By Richard Cowan and Mica Rosenberg
WASHINGTON/NEW YORK (Reuters) – The United States and El Salvador on Friday agreed to attempt to reduce the flow of migrants arriving at the U.S.-Mexico border by strengthening El Salvador’s capacity to provide for asylum seekers, but did not detail any concrete actions.
“The core of this is recognizing El Salvador’s development of their own asylum system and committing to help them build that capacity,” Acting Department of Homeland Security Secretary Kevin McAleenan told reporters in Washington after signing documents with El Salvador’s minister of foreign affairs, Alexandra Hill.

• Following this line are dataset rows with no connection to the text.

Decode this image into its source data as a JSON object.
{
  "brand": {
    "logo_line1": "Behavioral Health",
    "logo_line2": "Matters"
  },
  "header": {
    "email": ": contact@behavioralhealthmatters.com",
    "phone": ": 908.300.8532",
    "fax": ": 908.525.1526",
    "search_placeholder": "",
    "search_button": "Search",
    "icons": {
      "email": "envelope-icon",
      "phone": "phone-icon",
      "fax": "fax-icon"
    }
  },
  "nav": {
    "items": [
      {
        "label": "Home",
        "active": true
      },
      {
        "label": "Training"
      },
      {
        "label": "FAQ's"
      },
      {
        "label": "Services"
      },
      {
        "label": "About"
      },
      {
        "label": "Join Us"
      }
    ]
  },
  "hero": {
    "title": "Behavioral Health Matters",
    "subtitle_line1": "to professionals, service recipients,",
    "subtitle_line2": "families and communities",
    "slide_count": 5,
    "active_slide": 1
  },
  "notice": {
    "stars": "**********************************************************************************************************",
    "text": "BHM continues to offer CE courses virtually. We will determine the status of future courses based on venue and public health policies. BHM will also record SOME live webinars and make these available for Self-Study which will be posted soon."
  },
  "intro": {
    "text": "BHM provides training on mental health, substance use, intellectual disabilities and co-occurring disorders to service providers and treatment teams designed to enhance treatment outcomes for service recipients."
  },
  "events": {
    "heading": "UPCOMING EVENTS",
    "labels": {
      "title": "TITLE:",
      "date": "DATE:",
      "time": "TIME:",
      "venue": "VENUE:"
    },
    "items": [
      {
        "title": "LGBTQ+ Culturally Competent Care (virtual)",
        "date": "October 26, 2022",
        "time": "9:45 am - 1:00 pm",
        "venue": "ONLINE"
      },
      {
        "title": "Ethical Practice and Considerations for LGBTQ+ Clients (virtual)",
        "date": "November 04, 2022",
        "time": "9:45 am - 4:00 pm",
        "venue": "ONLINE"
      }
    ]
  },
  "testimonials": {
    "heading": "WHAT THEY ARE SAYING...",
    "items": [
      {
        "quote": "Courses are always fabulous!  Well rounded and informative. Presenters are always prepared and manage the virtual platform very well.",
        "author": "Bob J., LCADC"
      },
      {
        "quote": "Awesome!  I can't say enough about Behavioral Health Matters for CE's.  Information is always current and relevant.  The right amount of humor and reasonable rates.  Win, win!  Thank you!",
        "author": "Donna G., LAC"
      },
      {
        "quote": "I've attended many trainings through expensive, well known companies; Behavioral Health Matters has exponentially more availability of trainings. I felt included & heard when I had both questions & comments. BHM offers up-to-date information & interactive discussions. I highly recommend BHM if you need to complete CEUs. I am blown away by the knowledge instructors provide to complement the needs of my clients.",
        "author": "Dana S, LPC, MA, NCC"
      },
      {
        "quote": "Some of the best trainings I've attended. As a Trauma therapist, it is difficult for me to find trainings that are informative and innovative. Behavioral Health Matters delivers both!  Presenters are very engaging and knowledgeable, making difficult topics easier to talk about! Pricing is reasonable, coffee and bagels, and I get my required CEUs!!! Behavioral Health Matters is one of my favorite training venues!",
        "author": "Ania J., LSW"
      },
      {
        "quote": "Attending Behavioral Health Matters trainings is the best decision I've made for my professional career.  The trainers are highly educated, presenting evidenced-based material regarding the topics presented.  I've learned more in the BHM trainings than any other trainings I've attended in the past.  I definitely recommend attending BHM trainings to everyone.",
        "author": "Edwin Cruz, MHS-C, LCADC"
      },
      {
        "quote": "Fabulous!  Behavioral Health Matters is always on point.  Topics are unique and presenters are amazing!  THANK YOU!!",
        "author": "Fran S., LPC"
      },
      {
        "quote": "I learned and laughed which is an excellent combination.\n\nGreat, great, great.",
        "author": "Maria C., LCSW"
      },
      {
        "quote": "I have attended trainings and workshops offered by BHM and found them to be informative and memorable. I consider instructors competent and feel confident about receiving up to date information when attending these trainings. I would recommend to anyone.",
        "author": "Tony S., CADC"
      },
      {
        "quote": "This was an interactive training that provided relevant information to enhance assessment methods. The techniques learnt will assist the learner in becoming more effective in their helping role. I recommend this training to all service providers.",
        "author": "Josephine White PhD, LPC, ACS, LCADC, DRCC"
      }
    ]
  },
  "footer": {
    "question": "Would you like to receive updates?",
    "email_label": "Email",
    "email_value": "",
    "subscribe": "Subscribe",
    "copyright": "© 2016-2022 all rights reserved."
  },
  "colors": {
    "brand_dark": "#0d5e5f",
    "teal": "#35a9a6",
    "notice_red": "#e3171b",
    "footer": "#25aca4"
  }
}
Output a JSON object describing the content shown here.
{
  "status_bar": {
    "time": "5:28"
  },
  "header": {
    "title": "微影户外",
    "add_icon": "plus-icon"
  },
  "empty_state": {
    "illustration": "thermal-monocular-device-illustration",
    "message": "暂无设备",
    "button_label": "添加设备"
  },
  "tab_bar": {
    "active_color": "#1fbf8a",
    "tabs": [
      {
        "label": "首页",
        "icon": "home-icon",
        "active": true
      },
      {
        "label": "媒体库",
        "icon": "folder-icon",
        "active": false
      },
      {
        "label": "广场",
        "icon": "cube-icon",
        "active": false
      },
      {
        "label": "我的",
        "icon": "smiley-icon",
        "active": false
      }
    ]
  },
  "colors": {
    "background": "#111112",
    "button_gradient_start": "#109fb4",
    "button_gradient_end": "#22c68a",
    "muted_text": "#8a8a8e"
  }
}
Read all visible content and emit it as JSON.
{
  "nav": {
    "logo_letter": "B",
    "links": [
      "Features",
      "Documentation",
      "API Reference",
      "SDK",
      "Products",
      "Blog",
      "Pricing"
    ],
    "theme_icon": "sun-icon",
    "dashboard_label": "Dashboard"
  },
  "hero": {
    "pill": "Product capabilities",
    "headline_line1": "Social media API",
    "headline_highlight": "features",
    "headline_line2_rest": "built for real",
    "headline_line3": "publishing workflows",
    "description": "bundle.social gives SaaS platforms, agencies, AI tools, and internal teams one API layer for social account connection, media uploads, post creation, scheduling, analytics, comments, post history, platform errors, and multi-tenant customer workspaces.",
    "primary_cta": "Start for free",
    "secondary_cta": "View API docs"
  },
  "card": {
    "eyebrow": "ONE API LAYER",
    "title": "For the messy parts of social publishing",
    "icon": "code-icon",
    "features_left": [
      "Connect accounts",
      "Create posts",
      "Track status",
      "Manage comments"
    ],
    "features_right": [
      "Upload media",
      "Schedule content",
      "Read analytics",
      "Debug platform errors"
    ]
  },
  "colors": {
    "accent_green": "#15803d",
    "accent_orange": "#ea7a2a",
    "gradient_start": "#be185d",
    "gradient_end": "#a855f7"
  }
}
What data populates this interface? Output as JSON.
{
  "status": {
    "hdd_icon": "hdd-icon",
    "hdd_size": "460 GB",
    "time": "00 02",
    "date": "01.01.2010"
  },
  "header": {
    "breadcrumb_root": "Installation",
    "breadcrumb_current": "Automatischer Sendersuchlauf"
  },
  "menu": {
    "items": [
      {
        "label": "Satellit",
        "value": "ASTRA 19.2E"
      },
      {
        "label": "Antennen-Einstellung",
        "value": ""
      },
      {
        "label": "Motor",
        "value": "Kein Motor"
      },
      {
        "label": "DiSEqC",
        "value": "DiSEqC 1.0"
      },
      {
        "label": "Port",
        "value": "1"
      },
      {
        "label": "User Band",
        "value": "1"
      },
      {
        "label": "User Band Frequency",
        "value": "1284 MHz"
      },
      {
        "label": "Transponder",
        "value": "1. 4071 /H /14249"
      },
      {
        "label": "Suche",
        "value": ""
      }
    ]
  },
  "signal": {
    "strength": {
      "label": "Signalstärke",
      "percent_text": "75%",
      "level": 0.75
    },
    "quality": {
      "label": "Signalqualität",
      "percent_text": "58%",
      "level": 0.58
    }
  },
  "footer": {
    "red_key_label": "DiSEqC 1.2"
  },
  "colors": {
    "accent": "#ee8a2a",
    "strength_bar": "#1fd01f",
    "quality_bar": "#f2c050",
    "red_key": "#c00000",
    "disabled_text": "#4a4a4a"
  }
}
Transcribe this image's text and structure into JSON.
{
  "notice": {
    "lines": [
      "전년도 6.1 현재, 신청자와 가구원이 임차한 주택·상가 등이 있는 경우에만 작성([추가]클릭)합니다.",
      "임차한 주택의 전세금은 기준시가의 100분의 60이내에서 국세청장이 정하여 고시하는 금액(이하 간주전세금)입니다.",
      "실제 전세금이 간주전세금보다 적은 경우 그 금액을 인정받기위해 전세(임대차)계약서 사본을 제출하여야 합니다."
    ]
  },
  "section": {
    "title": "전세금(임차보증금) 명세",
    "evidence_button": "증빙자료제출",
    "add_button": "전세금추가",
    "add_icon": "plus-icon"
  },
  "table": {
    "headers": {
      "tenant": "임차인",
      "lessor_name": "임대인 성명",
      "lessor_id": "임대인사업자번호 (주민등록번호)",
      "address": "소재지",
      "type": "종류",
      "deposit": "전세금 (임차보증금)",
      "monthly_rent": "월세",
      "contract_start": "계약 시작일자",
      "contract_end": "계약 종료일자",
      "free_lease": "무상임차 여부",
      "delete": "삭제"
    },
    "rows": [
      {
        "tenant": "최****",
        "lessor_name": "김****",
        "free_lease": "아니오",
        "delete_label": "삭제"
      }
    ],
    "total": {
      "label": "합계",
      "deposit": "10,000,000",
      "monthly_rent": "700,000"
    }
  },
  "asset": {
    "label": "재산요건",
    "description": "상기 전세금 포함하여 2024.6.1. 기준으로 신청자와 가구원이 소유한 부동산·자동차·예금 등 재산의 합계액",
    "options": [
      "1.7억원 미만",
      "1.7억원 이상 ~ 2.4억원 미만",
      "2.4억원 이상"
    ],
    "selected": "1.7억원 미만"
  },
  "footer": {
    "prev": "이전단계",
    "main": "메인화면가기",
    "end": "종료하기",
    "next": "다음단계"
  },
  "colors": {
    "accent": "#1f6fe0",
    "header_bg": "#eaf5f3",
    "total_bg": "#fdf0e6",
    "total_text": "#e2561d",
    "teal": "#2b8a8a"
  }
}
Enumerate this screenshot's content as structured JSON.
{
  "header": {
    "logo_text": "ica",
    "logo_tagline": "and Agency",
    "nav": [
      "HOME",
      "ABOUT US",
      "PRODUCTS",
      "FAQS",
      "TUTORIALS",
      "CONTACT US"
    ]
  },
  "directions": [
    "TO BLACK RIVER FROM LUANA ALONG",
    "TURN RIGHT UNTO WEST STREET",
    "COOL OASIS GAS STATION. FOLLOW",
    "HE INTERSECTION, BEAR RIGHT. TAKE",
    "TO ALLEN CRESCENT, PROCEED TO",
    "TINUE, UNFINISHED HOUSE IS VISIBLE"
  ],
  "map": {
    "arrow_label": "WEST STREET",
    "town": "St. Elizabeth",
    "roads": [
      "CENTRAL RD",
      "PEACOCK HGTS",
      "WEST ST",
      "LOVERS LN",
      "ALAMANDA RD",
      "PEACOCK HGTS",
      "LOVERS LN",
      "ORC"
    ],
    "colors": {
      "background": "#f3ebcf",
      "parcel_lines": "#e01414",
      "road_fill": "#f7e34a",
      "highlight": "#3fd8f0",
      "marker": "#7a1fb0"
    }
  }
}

“Individuals crossing through El Salvador should be able to seek protections” in the Central American country even if they were intending to apply for asylum in the United States, he added.
Neither official said when the arrangement would take effect or provide details on how it would be administered. It was unclear how such a deal would work, given that most migrants from other countries take routes that avoid crossing the small, poverty-stricken El Salvador.
“We are going to work out operational details. This is just a broad agreement,” Hill told Reuters upon leaving the signing ceremony.
The agreement represents the latest effort by McAleenan to seal immigration deals with the Northern Triangle countries of Central America – Guatemala, Honduras and El Salvador – from where many immigrants arriving at the U.S. southern border set out.
U.S. President Donald Trump has made immigration enforcement a centerpiece of his administration and is pushing to staunch the flow of migrants – many of them families – crossing into the United States. Border crossings reached record highs earlier this year, frustrating Trump.
Guatemala has signed a so-called ‘safe third country’ deal with the United States that requires asylum seekers who travel through Guatemala on the way to the U.S.-Mexico border to ask for refuge in Guatemala first, instead of in the United States. The Guatemalan Congress, however, has not ratified the deal.
The United States has a similar safe third country agreement with Canada.
Honduras, meanwhile, held talks with the United States over migration this week that will continue into next, Honduras’ foreign ministry and the U.S. Embassy said in a joint statement on Friday.
Among the topics under discussion is the possibility of requiring Cuban migrants to seek asylum in Honduras rather than the United States.
Citing fears that the United States could retaliate against Honduran exports, Honduran President Juan Orlando Hernandez told local television on Thursday that there was a need for a region-wide agreement with Mexico, Guatemala and the United States, given increasing numbers of migrants from Cuba and Africa traversing Central America to reach the United States.
“So we believe that Honduras should also become a safe country to avoid the situation becoming more complicated,” Hernandez said.
Immigration advocates have criticized the deals, saying Central American countries where many people are fleeing from violence, poverty and endemic corruption, do not have the capacity to process more asylum claims and cannot assure safety for vulnerable migrants.
“The real goal of the United States is to make sure these (asylum) claims are never heard in a U.S. court,” said Douglas Rivlin, spokesman for Washington-based pro-immigration group America’s Voice, following the U.S.-El Salvador agreement.
El Salvador, which has 6.6 million people, is one of the world’s most violent nations, largely due to criminal gangs involved in drug trafficking and extortion.
As the U.S. government has pursued the deals, the Department of Homeland Security in parallel issued a rule that would bar most migrants from gaining U.S. asylum if they had not sought safe haven in any country they first transited through.
The rule accomplishes virtually the same thing as the agreements, but it has faced legal challenges. A federal court initially blocked the rule from taking effect, but the Supreme Court on Sept. 11 allowed it to be implemented while the court challenges are ongoing.
(Reporting by Richard Cowan in Washington, Mica Rosenberg in New York and Gustavo Palencia in Tegulcipaga; Additional reporting by Jan Wolfe in Washington and Daina Beth Solomon in Mexico City; Editing by Cynthia Osterman and Rosalba O’Brien)